MATERIAL FOR THE TASK |
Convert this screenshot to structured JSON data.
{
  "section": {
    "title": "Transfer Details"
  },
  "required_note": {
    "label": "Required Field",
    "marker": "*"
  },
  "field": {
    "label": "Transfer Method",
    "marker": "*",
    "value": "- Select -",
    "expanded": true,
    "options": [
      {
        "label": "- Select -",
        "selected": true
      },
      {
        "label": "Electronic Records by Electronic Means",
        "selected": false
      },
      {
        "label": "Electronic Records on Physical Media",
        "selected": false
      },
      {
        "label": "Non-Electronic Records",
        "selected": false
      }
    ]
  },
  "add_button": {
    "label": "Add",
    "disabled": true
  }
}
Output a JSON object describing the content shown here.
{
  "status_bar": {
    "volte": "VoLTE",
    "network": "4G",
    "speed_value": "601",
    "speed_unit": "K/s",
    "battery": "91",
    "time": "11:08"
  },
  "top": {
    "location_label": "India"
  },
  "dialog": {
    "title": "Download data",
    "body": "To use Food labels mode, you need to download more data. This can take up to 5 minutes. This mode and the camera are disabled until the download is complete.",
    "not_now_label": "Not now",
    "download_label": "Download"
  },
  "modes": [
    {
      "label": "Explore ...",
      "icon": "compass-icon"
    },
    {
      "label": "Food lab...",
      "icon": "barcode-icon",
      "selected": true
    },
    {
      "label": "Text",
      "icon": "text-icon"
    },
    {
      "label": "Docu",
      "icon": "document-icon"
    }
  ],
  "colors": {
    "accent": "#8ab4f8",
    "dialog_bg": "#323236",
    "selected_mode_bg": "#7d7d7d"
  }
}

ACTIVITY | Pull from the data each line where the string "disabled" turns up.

EXERCISE ANSWER |
    "disabled": true
    "body": "To use Food labels mode, you need to download more data. This can take up to 5 minutes. This mode and the camera are disabled until the download is complete.",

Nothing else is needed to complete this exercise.